Our lawyers represent oil-industry workers who are injured in the course of employment as well as the grieving survivors of workers who die from fatal work injury. Of course, these issues are important to Texans given the local prevalence of the oil and gas industries. Industrial activity in the petrochemical field ranges from extraction through transport and processing.At any of these stages, unsafe industrial working conditions can change the life of an employee or his or her family forever.It is important that injured workers or the survivors of deceased workers contact an experienced oil-and-gas attorney who can investigate all the surrounding circumstances of the harmful incident or condition that caused the injury or death. Oil and gas are dangerous substances and the associated chemistry and methods of processing can cause explosions, fire and the release of dangerous gases.Sadly, this became apparent when federal officials recently discovered that several mysterious deaths of oil workers were caused by sudden plumes of deadly gases released when they opened tank hatches.The horrendous story was detailed in an article in the Austin Sentinel. A suspicious pattern emerged after nine fracking workers, including one Texan, over five years were found dead when doing sampling or measuring in oil production tanks. The task is performed by climbing to the top of storage tanks and opening the hatch to measure the oil or gas condensation - called condensate - a task also called manual gauging.Federal work safety officials discovered that the deceased workers had been killed by exposure to a highly pressurized toxic, carcinogenic plume of hydrocarbon vapors that escaped when the tank hatches were opened. The gases and vapors suck up the oxygen in the surrounding air, causing workers to lose consciousness and pass away. The exposure can also cause irregular heart rhythm. In some cases, the causes of death were mistakenly attributed to heart failure from natural causes or preexisting disease.This problem is now publicly known and oil-and-gas employers should provide workers doing this task with a particular kind of respirator.

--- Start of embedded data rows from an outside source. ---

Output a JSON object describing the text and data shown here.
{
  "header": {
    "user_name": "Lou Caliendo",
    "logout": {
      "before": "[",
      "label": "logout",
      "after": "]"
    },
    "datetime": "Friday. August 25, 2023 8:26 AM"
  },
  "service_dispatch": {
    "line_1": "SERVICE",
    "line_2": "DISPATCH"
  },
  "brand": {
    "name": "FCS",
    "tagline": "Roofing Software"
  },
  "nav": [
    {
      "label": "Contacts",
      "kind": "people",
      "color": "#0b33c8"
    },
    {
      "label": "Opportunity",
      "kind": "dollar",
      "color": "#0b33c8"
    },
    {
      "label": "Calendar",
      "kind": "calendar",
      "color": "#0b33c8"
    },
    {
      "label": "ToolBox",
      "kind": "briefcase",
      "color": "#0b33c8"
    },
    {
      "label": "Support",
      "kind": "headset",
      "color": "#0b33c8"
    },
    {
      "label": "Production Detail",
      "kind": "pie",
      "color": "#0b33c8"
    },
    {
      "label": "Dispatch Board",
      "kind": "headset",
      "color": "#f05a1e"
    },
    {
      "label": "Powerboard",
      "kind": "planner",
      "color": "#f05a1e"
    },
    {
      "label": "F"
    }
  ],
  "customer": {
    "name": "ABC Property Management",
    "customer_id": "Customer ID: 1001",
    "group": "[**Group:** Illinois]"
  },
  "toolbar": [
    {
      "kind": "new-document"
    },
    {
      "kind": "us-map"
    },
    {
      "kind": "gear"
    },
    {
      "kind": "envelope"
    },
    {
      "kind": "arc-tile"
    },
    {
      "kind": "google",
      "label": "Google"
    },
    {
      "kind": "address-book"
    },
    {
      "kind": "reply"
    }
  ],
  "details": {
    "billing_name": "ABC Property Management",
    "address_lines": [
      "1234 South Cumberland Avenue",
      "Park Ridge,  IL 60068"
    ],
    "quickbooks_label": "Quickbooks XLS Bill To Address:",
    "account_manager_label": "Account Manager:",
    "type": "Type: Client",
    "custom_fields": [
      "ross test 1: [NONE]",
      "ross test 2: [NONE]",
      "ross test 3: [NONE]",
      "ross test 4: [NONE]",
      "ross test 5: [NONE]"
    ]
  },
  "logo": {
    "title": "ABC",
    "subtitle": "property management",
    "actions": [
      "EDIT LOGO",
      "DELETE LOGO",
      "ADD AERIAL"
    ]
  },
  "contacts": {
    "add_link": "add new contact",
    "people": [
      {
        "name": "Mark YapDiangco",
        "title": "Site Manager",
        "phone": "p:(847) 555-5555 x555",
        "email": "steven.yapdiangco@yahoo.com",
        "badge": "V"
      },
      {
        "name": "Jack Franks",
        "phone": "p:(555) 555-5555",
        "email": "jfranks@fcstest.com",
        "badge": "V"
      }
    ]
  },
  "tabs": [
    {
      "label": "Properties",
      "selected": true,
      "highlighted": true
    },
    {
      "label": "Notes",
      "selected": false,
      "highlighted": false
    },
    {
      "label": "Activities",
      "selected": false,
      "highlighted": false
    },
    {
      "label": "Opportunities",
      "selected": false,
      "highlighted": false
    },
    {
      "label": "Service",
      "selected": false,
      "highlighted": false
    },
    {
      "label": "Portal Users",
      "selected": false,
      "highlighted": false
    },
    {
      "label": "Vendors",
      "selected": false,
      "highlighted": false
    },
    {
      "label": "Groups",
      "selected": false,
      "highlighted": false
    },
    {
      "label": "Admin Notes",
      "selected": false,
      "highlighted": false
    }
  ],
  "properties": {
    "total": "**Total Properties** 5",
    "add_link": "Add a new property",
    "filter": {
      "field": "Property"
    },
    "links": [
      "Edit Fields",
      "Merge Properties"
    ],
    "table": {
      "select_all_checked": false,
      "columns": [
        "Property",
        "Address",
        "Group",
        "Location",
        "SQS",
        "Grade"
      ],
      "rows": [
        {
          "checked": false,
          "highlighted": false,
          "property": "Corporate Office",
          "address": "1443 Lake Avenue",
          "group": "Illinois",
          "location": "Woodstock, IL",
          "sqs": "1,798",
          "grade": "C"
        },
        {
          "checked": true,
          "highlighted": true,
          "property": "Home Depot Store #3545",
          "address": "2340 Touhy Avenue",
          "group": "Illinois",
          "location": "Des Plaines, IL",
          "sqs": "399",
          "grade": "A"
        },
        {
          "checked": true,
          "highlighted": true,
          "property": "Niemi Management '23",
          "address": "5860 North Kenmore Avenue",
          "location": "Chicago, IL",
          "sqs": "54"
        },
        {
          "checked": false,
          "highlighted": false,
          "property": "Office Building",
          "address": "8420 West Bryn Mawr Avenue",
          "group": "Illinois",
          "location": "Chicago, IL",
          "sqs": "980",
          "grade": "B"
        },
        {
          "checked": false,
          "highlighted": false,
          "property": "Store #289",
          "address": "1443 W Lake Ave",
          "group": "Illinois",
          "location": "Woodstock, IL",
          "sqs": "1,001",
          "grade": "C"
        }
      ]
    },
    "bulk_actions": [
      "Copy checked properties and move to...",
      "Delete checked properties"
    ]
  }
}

The Occupational Safety and Health Administration or OSHA and the National Institute for Occupational Safety and Health or NIOSH issued a joint hazard alert earlier this year on the topic.The important take away from this sad story is that when a worker in the oil or gas industry is injured or killed in the course of employment, no stone should be left unturned to discover what happened. Scientific understanding of human handling of the dangerous chemicals involved is advancing. An attorney for the worker or his or her family can launch an investigation to find out whether there are legal remedies even beyond workers' compensation, such as a personal injury, product liability, premises liability or wrongful death lawsuit.